### HOW TO COMPLETE THIS TASK
Count the lines below that hold "image". Give the number without comment.

[Stored items from a collection]
┄┄┄┄┄┄┄┄┄┄

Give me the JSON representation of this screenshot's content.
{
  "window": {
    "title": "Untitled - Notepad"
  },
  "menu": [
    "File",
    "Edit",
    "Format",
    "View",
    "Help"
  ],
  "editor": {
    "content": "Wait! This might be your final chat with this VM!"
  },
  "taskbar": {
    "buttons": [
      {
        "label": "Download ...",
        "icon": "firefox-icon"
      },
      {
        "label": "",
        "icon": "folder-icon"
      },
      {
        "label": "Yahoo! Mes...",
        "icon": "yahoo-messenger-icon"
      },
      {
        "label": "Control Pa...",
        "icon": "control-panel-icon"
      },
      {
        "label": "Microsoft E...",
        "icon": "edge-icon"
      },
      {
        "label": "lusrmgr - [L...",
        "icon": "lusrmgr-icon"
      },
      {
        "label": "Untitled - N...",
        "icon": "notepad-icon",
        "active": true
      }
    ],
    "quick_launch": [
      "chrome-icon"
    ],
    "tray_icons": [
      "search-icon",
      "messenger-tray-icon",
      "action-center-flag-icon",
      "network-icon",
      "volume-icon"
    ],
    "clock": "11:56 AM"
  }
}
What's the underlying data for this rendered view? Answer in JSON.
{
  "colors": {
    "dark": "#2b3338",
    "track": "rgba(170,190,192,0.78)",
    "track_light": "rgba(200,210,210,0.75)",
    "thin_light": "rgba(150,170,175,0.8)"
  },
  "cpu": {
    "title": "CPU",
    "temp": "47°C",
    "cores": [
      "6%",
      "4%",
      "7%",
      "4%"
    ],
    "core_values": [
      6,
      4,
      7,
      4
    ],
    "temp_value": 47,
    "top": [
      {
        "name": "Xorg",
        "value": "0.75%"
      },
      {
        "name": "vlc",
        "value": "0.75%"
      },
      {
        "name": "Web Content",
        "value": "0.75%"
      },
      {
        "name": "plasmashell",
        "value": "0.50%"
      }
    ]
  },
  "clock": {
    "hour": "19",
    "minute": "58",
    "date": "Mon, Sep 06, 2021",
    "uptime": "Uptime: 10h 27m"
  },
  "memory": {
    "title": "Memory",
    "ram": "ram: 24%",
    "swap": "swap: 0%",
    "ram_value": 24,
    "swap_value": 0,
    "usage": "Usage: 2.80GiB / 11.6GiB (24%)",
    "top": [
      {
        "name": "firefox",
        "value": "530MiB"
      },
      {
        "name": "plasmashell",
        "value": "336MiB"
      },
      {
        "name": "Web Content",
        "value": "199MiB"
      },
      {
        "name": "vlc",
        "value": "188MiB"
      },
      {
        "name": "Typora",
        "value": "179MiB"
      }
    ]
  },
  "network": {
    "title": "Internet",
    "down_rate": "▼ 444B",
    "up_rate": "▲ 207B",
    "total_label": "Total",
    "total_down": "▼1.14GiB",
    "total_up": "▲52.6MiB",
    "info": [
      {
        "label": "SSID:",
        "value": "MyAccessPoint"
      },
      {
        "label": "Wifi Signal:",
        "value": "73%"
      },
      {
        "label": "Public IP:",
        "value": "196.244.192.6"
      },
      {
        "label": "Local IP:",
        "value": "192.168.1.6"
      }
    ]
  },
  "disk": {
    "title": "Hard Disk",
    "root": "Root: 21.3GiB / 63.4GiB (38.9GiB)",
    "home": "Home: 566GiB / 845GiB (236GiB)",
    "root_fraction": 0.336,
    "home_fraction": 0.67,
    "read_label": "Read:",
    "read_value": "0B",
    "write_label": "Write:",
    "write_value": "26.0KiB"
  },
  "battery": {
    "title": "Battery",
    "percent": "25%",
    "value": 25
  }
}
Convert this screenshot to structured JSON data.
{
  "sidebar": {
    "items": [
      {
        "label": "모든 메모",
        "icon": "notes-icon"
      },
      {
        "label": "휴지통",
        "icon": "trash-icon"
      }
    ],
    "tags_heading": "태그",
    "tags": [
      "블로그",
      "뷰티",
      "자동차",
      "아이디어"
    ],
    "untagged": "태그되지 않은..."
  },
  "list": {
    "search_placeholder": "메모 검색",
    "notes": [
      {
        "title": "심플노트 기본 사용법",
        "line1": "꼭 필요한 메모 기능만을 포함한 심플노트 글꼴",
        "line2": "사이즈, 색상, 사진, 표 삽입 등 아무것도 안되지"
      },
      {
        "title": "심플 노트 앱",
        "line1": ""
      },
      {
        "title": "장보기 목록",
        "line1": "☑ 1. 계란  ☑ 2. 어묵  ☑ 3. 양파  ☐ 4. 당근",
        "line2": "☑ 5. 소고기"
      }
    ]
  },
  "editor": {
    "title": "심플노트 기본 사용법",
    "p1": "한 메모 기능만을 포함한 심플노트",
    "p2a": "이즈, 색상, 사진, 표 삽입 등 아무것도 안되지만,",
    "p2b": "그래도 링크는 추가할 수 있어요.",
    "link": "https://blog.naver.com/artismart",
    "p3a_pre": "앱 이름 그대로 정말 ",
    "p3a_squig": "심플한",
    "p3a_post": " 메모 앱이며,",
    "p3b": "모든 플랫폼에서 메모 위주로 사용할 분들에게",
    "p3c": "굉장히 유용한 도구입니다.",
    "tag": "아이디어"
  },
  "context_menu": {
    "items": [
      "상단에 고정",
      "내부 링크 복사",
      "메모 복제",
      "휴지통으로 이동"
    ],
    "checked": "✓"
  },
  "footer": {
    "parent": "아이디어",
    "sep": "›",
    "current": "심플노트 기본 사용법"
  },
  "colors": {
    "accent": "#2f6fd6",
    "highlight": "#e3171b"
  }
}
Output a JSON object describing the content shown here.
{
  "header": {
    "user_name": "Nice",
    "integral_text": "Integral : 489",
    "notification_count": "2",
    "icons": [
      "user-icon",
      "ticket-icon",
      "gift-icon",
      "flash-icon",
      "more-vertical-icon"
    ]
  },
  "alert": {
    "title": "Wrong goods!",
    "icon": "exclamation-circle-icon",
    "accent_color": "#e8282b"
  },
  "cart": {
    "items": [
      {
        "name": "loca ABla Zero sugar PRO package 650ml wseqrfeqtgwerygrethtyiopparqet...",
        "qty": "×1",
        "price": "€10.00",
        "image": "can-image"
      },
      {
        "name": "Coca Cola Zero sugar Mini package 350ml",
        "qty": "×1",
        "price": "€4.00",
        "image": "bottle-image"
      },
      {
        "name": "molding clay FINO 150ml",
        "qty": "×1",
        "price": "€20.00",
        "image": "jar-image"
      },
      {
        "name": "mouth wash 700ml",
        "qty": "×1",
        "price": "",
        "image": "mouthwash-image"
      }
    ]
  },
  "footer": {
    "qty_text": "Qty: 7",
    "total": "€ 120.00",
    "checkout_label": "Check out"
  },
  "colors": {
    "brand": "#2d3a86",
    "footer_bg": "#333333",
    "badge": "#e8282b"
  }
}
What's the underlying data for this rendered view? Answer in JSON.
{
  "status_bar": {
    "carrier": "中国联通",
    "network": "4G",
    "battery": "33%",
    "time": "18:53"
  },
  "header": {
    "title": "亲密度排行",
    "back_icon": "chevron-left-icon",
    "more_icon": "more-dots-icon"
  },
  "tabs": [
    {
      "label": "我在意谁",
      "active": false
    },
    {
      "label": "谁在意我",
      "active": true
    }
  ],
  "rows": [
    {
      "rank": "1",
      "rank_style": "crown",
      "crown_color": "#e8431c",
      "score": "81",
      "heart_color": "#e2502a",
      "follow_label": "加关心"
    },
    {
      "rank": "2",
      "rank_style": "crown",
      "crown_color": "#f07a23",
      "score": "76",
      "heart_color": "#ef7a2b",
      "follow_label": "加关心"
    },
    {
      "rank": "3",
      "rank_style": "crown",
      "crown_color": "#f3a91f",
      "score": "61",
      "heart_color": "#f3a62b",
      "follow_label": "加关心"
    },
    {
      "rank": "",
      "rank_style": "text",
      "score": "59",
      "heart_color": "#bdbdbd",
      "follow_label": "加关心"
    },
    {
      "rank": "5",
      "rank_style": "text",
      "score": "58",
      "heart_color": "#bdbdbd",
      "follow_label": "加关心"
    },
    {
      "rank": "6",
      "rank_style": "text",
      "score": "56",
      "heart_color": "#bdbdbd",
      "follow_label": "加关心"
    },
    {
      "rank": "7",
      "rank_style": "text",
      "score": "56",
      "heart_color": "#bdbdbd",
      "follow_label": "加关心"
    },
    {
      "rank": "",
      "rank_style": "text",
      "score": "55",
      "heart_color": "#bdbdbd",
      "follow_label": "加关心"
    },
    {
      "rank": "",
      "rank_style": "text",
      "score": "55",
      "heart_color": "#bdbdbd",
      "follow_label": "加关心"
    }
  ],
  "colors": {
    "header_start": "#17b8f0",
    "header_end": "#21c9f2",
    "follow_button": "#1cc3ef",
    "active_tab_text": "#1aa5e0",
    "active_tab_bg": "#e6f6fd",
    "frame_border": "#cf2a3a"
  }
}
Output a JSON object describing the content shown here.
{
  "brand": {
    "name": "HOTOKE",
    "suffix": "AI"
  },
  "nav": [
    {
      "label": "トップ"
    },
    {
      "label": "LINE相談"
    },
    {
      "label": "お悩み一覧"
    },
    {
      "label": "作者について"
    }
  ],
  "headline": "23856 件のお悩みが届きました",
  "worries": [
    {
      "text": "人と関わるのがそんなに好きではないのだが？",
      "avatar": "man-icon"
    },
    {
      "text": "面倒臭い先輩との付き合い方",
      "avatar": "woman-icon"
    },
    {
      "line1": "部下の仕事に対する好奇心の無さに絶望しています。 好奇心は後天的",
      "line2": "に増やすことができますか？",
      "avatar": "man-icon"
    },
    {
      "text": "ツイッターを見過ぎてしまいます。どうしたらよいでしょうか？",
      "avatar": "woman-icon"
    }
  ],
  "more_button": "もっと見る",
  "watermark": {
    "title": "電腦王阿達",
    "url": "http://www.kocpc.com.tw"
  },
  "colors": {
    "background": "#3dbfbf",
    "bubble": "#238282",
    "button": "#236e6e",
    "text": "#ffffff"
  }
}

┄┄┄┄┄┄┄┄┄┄

### TASK RESULT
4